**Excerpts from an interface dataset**

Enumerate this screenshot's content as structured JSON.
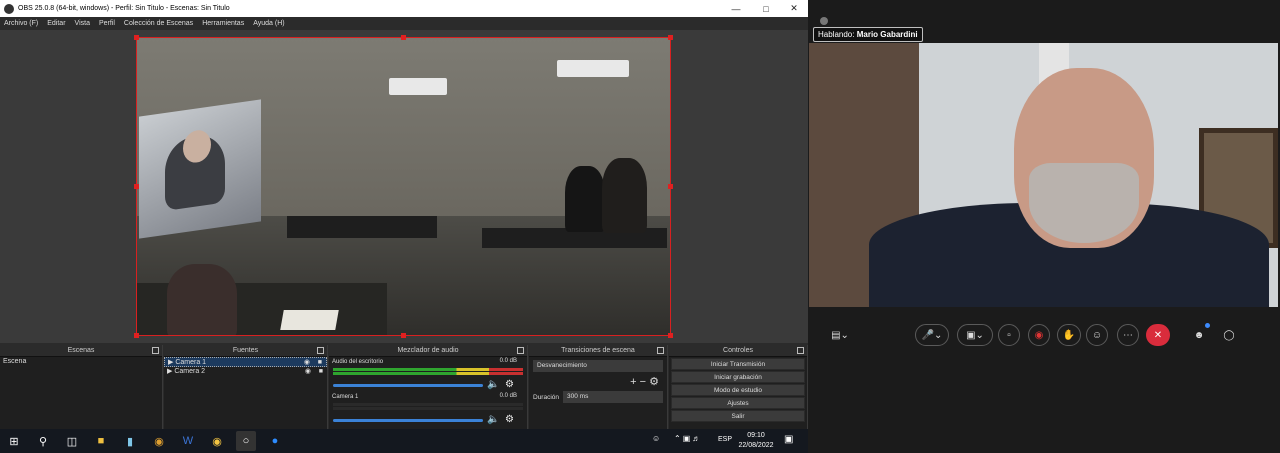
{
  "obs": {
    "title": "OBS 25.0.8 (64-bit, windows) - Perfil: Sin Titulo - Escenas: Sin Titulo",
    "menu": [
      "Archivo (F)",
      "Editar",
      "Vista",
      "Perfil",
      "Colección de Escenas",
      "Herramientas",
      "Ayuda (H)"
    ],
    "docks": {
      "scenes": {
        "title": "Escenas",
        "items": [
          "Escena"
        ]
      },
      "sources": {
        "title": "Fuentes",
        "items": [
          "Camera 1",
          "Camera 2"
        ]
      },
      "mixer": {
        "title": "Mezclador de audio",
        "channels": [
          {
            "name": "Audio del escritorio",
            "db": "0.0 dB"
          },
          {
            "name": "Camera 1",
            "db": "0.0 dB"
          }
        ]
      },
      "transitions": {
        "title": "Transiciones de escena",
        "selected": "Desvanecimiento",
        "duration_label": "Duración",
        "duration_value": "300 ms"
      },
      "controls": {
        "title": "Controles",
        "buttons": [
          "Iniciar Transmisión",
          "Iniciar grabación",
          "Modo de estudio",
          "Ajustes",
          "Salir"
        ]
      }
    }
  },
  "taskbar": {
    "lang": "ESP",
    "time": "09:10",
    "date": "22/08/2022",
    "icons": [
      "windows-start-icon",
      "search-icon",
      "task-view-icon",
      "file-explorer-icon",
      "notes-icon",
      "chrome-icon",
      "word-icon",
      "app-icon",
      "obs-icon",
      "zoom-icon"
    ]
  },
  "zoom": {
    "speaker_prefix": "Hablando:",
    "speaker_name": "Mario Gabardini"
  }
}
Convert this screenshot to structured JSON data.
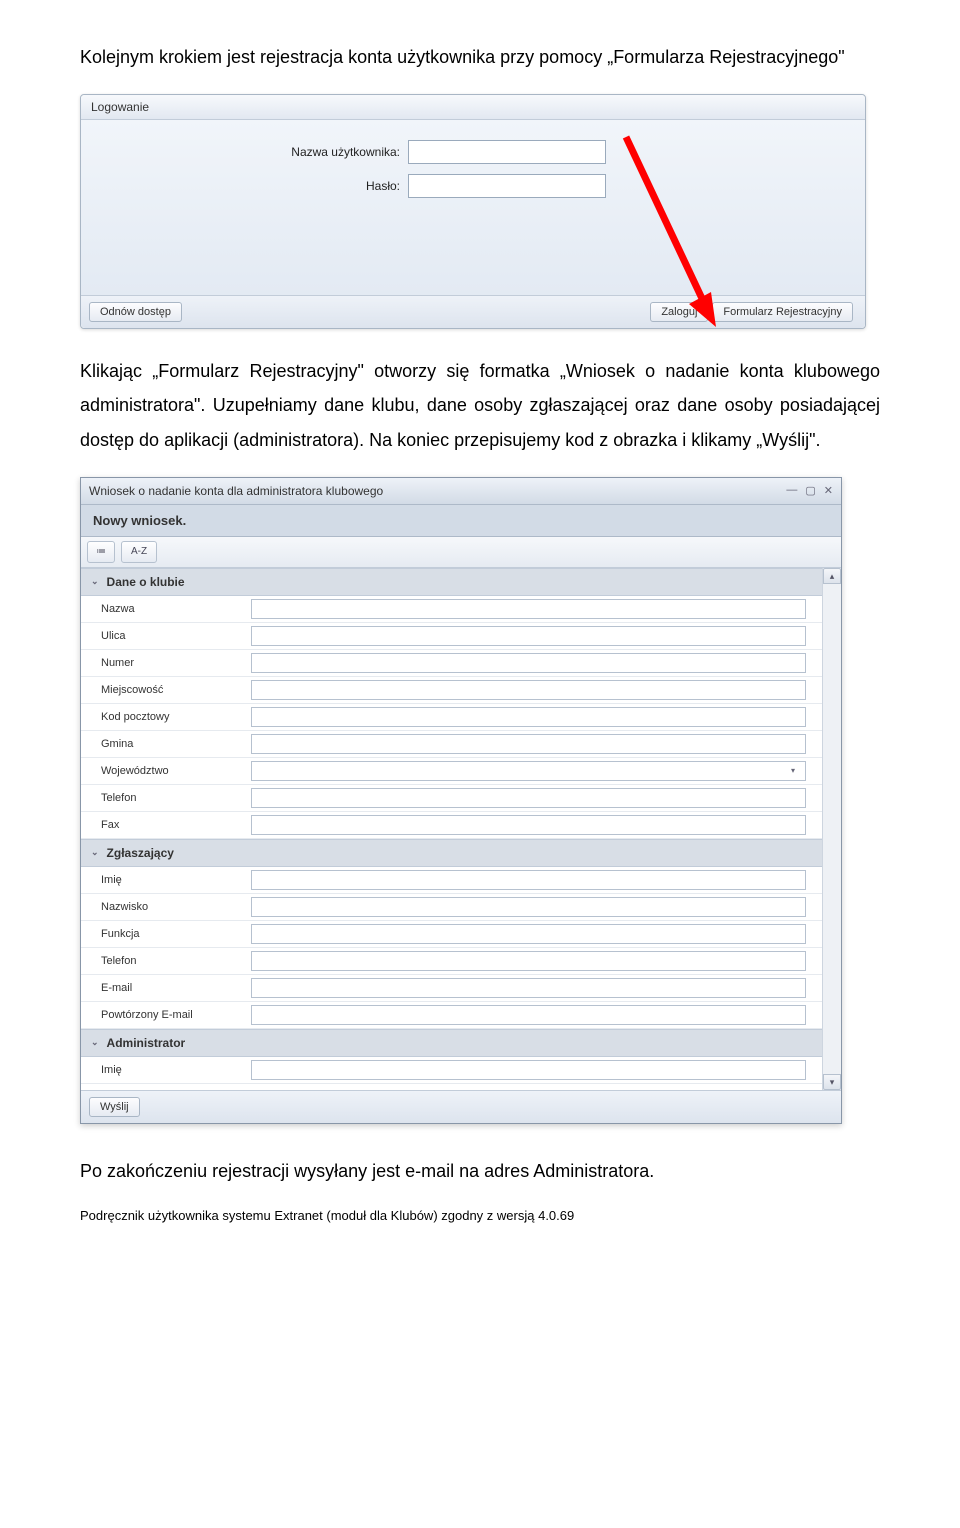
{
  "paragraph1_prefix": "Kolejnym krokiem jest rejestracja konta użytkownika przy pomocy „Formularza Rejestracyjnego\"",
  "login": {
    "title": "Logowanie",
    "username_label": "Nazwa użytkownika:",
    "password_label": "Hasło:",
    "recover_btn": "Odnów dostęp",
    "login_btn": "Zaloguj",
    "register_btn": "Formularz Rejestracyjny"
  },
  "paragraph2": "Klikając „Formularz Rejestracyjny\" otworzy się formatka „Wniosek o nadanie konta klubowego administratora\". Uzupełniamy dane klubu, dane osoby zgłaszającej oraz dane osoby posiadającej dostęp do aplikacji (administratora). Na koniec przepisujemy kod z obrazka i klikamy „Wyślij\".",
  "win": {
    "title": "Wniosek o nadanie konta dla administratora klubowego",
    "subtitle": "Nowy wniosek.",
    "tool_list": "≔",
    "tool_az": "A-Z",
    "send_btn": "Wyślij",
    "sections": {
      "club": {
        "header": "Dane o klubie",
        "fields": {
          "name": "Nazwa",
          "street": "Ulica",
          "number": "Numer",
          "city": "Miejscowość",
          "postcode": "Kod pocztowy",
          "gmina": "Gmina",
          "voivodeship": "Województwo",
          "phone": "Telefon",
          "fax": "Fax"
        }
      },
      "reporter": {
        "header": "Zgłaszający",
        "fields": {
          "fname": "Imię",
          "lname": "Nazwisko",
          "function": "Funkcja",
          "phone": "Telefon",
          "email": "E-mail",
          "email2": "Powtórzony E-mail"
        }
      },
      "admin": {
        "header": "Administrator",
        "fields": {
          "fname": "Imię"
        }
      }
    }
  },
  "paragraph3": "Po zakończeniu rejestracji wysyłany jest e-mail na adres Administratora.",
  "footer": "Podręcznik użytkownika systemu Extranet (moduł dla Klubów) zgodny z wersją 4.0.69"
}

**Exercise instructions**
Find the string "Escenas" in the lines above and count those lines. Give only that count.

**Solution to this task**
3